All of the varieties of thyme have similar attributes such as leaves shaped like ovals and a twig-like woody stem. Your herb will have small lavender, pink or pale white blooms that appear in early summer or late spring depending on the climate.

Among the many varieties, here are three you’ll probably want to be familiar with:

  • Common Thyme: When you purchase thyme at the store, this is the type that you will generally be getting. It’s a taller variety that also has a strong flavor and smell, which makes it superb for your entrees. You can examine the leaves of common thyme to determine which of the following three varieties it is. While the English type has variegated leaves, the leaves on the German type are broad and the French are narrow.
  • Lemon Thyme: The smell of lemon thyme is obvious in its name. If you thought it was scented with maple syrup, you should better go back to flower gardening. Yes, lemon thyme has a heavy lemon aroma that you cannot miss. You can even find some kinds of lemon thyme that have little yellow flowers.
  • Wild Thyme: This kind of thyme is not usually planted for use in the kitchen, so do not believe that every thyme plant is exactly the same. It’s rather pretty and sculptural, and folks generally use it as a ground cover.

Cooking with thyme is as simple as snipping off some leaves and tossing them to your recipe. In order to help your herb grow well; make sure to trim it often which will give you lots of opportunities to cook with the leaves in making delicious meals. If your abilities aren’t found in cooking, you can still use your thyme to make health and beauty products. This herb can be used in anything from soaps and shampoos to potpourri or you can simply put some in your bathwater.

Those same folks will tell you to use thyme to cure several different ailments including sleeplessness, gas, asthmatic breathing, headaches, poor digestion, and coughing. It pretty much can do anything except bring in the mail.

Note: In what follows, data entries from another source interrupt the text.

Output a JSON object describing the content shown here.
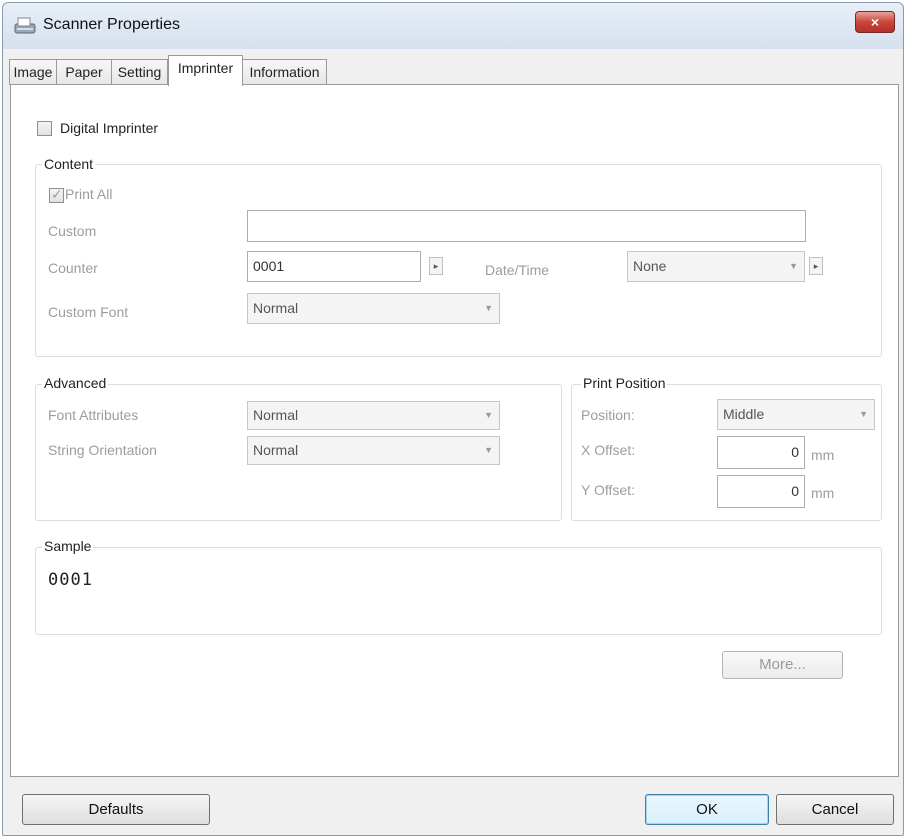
{
  "window": {
    "title": "Scanner Properties",
    "close_label": "×"
  },
  "tabs": [
    {
      "label": "Image"
    },
    {
      "label": "Paper"
    },
    {
      "label": "Setting"
    },
    {
      "label": "Imprinter"
    },
    {
      "label": "Information"
    }
  ],
  "active_tab": "Imprinter",
  "digital_imprinter": {
    "label": "Digital Imprinter",
    "checked": false
  },
  "content": {
    "group_label": "Content",
    "print_all": {
      "label": "Print All",
      "checked": true
    },
    "custom": {
      "label": "Custom",
      "value": ""
    },
    "counter": {
      "label": "Counter",
      "value": "0001",
      "spin": "▸"
    },
    "date_time": {
      "label": "Date/Time",
      "value": "None",
      "spin": "▸"
    },
    "custom_font": {
      "label": "Custom Font",
      "value": "Normal"
    }
  },
  "advanced": {
    "group_label": "Advanced",
    "font_attributes": {
      "label": "Font Attributes",
      "value": "Normal"
    },
    "string_orientation": {
      "label": "String Orientation",
      "value": "Normal"
    }
  },
  "print_position": {
    "group_label": "Print Position",
    "position": {
      "label": "Position:",
      "value": "Middle"
    },
    "x_offset": {
      "label": "X Offset:",
      "value": "0",
      "unit": "mm"
    },
    "y_offset": {
      "label": "Y Offset:",
      "value": "0",
      "unit": "mm"
    }
  },
  "sample": {
    "group_label": "Sample",
    "text": "0001"
  },
  "buttons": {
    "more": "More...",
    "defaults": "Defaults",
    "ok": "OK",
    "cancel": "Cancel"
  },
  "combo_arrow": "▼"
}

Cultivating thyme is a cinch. This plant loves full-sun and well-drained, rich soil and can be grown indoors too. Because it takes forver to germinate your herb (a long thyme), I would suggest that you head on down to the nursery and purchase a few herbs for your herb garden. For your outdoor thyme, use it in your rock garden or along a wall or over a rustic driveway.

If you don’t want to bother with bringing your plant inside for the cold months, you can dry it by cutting off each branch at the stem and hanging it upside down.

Don’t forget to harvest the seeds on your thyme plant. These seeds will still germinate for up to 3 years.

Good luck with your herb gardening. Be sure to let me know how your herb garden grows.